There’s a certain Neverland allure between nature lovers and treehouses. Maybe it’s the idea of sleeping tucked beneath a canopy, or ...
There’s a certain Neverland allure between nature lovers and treehouses. Maybe it’s the idea of sleeping tucked beneath a canopy, or a means of re-living an unquenched childhood dream. Whatever the case, treehouse rentals can undoubtedly spice up a weekend getaway. Given the West’s variation of redwoods, sequoias, and live oaks; travelers have a solid selection to choose from, including three of these stylish spots.
Burlingame, CaliforniaAbout 18 years ago, contractor and treehouse builder Doug Studebaker began constructing this whimsical, sky-high retreat. Over the past four years the treehouse transformed from a kid-friendly slumber party spot to a vacation destination. Nestled into a majestic coastal live oak, the Studebakers’ treehouse harbors two beds, sleeps four people, and also features a rope swing and wrap-around deck, where guests can soak up views of the bay. Just 20 minutes from San Francisco Doug and his wife, Linda, have hosted guests from all across the world, offering a unique, urban forest experience via Airbnb.
Stained glass artist Randy Beaver built this spacious tree-laden home about ten years ago. Since then it’s become a featured Airbnb attraction for nature enthusiasts eager to stay in intimate proximity to the Santa Cruz Mountains. Constructed between a family of redwoods, this vacation rental presents guests with a walking bridge onto the home along with a full kitchen, bathroom, and living area. Far beyond the standard treehouse, the Fogship Beaver is nothing short of a stunning home on stilts.
Fall City, Washington
Those settled closer to the Pacific Northwest will enjoy the magical grounds of Treehouse Point. Situated in lush forest of Washington this retreat center is home to six different treehouses–each crafted by world-renowned treehouse builder and author Pete Nelson. These incredibly, inventive designs come with well-kept living and sleeping quarters, as well as ground-floor bathrooms and a communal dining and lounge areas within the Main Lodge.

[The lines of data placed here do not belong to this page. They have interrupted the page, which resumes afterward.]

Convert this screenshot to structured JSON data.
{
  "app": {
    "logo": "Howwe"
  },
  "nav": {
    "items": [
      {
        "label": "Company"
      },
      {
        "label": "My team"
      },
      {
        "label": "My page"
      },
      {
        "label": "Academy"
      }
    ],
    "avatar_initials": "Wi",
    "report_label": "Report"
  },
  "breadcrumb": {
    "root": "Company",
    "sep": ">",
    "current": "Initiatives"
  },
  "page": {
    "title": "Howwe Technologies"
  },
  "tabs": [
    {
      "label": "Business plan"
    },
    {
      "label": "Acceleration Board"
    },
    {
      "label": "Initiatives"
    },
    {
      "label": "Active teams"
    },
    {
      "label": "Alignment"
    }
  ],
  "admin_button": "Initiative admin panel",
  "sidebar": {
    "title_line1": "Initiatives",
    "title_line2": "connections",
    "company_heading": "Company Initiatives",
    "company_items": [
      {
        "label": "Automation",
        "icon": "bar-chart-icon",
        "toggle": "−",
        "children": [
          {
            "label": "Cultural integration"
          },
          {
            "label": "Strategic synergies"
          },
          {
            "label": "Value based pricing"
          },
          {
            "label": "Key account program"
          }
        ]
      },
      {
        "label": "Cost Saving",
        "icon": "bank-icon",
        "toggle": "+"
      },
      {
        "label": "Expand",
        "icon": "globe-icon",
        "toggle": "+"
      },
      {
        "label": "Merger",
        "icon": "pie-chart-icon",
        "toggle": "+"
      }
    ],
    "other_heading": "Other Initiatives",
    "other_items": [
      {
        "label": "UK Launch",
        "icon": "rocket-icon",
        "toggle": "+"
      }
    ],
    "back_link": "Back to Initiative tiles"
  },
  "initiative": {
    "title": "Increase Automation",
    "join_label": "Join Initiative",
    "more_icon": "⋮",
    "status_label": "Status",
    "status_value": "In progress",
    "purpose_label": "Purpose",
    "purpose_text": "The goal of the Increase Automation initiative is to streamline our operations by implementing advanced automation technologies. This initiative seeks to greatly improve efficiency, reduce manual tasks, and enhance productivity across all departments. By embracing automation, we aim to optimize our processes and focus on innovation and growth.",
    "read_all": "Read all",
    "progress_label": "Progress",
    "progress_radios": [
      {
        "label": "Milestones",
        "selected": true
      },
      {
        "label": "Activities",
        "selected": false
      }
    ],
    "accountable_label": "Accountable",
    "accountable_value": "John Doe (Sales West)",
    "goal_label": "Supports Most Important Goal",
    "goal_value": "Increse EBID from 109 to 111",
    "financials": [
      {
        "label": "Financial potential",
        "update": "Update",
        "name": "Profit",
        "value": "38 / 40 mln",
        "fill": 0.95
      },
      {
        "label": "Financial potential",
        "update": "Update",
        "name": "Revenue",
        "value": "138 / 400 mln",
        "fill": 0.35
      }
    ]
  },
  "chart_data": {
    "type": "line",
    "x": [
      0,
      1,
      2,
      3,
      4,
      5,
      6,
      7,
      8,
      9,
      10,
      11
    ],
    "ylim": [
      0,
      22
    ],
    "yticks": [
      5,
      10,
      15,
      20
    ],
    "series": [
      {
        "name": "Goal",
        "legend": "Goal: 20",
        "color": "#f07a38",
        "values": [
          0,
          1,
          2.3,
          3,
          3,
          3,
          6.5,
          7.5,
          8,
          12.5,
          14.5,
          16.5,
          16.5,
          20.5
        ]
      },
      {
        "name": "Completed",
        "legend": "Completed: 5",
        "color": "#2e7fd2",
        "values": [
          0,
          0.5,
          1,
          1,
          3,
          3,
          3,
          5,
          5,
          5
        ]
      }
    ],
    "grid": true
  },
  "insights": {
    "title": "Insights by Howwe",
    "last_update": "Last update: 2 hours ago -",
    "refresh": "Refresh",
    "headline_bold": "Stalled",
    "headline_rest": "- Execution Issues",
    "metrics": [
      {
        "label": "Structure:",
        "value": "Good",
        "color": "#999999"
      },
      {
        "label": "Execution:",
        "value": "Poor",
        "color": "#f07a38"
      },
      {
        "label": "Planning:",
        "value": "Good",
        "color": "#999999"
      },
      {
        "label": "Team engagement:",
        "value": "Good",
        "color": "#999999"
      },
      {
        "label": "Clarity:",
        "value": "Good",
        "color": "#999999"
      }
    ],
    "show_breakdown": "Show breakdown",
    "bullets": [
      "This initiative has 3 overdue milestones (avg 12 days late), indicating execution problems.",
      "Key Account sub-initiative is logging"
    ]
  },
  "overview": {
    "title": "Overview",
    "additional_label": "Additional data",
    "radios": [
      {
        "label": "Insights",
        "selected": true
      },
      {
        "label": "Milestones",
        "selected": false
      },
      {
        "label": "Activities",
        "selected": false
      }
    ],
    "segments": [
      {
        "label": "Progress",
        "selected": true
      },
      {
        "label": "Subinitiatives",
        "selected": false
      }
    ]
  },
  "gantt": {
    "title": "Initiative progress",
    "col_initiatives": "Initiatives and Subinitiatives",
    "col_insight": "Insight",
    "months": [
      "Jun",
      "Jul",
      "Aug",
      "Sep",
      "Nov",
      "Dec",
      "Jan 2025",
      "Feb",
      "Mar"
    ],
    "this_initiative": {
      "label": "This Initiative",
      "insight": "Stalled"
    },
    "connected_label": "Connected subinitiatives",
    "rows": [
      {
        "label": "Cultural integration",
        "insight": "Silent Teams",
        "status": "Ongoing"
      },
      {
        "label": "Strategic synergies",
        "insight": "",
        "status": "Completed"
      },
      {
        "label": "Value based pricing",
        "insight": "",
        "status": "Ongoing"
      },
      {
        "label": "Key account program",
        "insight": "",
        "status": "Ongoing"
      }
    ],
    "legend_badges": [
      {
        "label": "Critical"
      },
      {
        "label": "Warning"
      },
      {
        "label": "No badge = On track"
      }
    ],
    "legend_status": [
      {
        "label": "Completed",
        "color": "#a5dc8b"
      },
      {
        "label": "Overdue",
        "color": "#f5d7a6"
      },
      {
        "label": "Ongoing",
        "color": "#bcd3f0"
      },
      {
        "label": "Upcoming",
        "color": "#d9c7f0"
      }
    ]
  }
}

The Crystal River Treehouse may not be technically housed in a tree, but it’s pillared, forested location makes it a worthy treehouse in my book. David Rasmussen and Steven Novy of Green Line Architects constructed the creative structure in Carbondale. The mini house is decorated with multiple beanbags, lounge chairs and floor-bound bed with a range of windows to enjoy the view. Unfortunately, the space isn’t available to guests, but given its one-of-a-kind character, it’s worth a momentary marvel.